Reproduce every record below exactly as it appears.

▸ Dataset
==========

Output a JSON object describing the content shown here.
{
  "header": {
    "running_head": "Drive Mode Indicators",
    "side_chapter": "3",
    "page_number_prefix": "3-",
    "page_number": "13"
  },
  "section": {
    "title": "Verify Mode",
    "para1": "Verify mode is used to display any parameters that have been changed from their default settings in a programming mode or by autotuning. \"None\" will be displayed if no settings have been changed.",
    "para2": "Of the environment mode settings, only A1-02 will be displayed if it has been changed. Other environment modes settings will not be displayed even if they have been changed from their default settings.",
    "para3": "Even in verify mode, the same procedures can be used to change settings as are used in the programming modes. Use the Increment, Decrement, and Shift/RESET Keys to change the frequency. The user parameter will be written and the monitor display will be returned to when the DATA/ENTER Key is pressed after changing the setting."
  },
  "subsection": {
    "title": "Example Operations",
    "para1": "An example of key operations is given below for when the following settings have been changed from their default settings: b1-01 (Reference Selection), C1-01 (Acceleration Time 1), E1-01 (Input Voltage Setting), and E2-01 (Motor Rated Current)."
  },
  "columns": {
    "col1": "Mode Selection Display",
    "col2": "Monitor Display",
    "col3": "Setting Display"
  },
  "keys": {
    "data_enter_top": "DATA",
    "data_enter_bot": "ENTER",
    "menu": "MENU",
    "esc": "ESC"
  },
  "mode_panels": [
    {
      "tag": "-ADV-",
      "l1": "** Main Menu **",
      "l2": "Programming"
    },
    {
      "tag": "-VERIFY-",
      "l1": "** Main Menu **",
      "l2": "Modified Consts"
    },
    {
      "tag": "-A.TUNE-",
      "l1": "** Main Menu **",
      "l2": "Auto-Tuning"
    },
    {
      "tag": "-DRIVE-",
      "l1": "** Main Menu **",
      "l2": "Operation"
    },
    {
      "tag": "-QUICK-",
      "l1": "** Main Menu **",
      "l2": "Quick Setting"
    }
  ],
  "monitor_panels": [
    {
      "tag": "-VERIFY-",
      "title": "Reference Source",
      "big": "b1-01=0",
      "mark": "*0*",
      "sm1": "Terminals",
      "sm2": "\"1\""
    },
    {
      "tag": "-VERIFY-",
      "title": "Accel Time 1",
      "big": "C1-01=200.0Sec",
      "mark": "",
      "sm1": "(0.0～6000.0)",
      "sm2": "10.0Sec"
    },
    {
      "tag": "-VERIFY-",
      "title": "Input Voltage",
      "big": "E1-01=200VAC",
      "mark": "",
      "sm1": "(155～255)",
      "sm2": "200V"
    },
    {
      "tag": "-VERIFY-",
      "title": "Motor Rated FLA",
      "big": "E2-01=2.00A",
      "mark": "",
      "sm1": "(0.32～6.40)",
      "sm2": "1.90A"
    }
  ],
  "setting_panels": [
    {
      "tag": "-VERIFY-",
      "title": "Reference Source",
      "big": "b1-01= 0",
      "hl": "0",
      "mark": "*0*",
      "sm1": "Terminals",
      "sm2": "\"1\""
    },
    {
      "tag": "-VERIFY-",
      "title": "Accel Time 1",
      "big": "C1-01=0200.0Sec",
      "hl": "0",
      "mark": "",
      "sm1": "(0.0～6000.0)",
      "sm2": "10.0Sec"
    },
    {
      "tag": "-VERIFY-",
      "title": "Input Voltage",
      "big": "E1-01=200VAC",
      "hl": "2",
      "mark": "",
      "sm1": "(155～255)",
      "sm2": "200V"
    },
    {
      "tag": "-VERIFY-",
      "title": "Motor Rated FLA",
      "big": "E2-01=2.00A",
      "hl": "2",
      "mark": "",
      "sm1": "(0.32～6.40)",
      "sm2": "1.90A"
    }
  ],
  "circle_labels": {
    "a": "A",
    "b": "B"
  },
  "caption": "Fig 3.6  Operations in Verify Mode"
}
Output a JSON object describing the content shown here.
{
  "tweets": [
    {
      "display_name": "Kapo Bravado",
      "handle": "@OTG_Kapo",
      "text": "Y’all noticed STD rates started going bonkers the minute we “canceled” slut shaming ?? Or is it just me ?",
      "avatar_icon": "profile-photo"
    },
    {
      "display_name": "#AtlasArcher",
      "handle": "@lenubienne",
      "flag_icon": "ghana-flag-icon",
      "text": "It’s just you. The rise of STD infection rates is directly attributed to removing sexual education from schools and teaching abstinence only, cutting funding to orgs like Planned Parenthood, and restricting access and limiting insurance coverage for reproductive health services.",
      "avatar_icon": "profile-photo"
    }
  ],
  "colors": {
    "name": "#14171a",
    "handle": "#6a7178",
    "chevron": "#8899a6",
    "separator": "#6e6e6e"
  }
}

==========

▸ Solved exercise
Output a JSON object describing the content shown here.
{
  "header": {
    "running_head": "Drive Mode Indicators",
    "side_chapter": "3",
    "page_number_prefix": "3-",
    "page_number": "13"
  },
  "section": {
    "title": "Verify Mode",
    "para1": "Verify mode is used to display any parameters that have been changed from their default settings in a programming mode or by autotuning. \"None\" will be displayed if no settings have been changed.",
    "para2": "Of the environment mode settings, only A1-02 will be displayed if it has been changed. Other environment modes settings will not be displayed even if they have been changed from their default settings.",
    "para3": "Even in verify mode, the same procedures can be used to change settings as are used in the programming modes. Use the Increment, Decrement, and Shift/RESET Keys to change the frequency. The user parameter will be written and the monitor display will be returned to when the DATA/ENTER Key is pressed after changing the setting."
  },
  "subsection": {
    "title": "Example Operations",
    "para1": "An example of key operations is given below for when the following settings have been changed from their default settings: b1-01 (Reference Selection), C1-01 (Acceleration Time 1), E1-01 (Input Voltage Setting), and E2-01 (Motor Rated Current)."
  },
  "columns": {
    "col1": "Mode Selection Display",
    "col2": "Monitor Display",
    "col3": "Setting Display"
  },
  "keys": {
    "data_enter_top": "DATA",
    "data_enter_bot": "ENTER",
    "menu": "MENU",
    "esc": "ESC"
  },
  "mode_panels": [
    {
      "tag": "-ADV-",
      "l1": "** Main Menu **",
      "l2": "Programming"
    },
    {
      "tag": "-VERIFY-",
      "l1": "** Main Menu **",
      "l2": "Modified Consts"
    },
    {
      "tag": "-A.TUNE-",
      "l1": "** Main Menu **",
      "l2": "Auto-Tuning"
    },
    {
      "tag": "-DRIVE-",
      "l1": "** Main Menu **",
      "l2": "Operation"
    },
    {
      "tag": "-QUICK-",
      "l1": "** Main Menu **",
      "l2": "Quick Setting"
    }
  ],
  "monitor_panels": [
    {
      "tag": "-VERIFY-",
      "title": "Reference Source",
      "big": "b1-01=0",
      "mark": "*0*",
      "sm1": "Terminals",
      "sm2": "\"1\""
    },
    {
      "tag": "-VERIFY-",
      "title": "Accel Time 1",
      "big": "C1-01=200.0Sec",
      "mark": "",
      "sm1": "(0.0～6000.0)",
      "sm2": "10.0Sec"
    },
    {
      "tag": "-VERIFY-",
      "title": "Input Voltage",
      "big": "E1-01=200VAC",
      "mark": "",
      "sm1": "(155～255)",
      "sm2": "200V"
    },
    {
      "tag": "-VERIFY-",
      "title": "Motor Rated FLA",
      "big": "E2-01=2.00A",
      "mark": "",
      "sm1": "(0.32～6.40)",
      "sm2": "1.90A"
    }
  ],
  "setting_panels": [
    {
      "tag": "-VERIFY-",
      "title": "Reference Source",
      "big": "b1-01= 0",
      "hl": "0",
      "mark": "*0*",
      "sm1": "Terminals",
      "sm2": "\"1\""
    },
    {
      "tag": "-VERIFY-",
      "title": "Accel Time 1",
      "big": "C1-01=0200.0Sec",
      "hl": "0",
      "mark": "",
      "sm1": "(0.0～6000.0)",
      "sm2": "10.0Sec"
    },
    {
      "tag": "-VERIFY-",
      "title": "Input Voltage",
      "big": "E1-01=200VAC",
      "hl": "2",
      "mark": "",
      "sm1": "(155～255)",
      "sm2": "200V"
    },
    {
      "tag": "-VERIFY-",
      "title": "Motor Rated FLA",
      "big": "E2-01=2.00A",
      "hl": "2",
      "mark": "",
      "sm1": "(0.32～6.40)",
      "sm2": "1.90A"
    }
  ],
  "circle_labels": {
    "a": "A",
    "b": "B"
  },
  "caption": "Fig 3.6  Operations in Verify Mode"
}
Output a JSON object describing the content shown here.
{
  "tweets": [
    {
      "display_name": "Kapo Bravado",
      "handle": "@OTG_Kapo",
      "text": "Y’all noticed STD rates started going bonkers the minute we “canceled” slut shaming ?? Or is it just me ?",
      "avatar_icon": "profile-photo"
    },
    {
      "display_name": "#AtlasArcher",
      "handle": "@lenubienne",
      "flag_icon": "ghana-flag-icon",
      "text": "It’s just you. The rise of STD infection rates is directly attributed to removing sexual education from schools and teaching abstinence only, cutting funding to orgs like Planned Parenthood, and restricting access and limiting insurance coverage for reproductive health services.",
      "avatar_icon": "profile-photo"
    }
  ],
  "colors": {
    "name": "#14171a",
    "handle": "#6a7178",
    "chevron": "#8899a6",
    "separator": "#6e6e6e"
  }
}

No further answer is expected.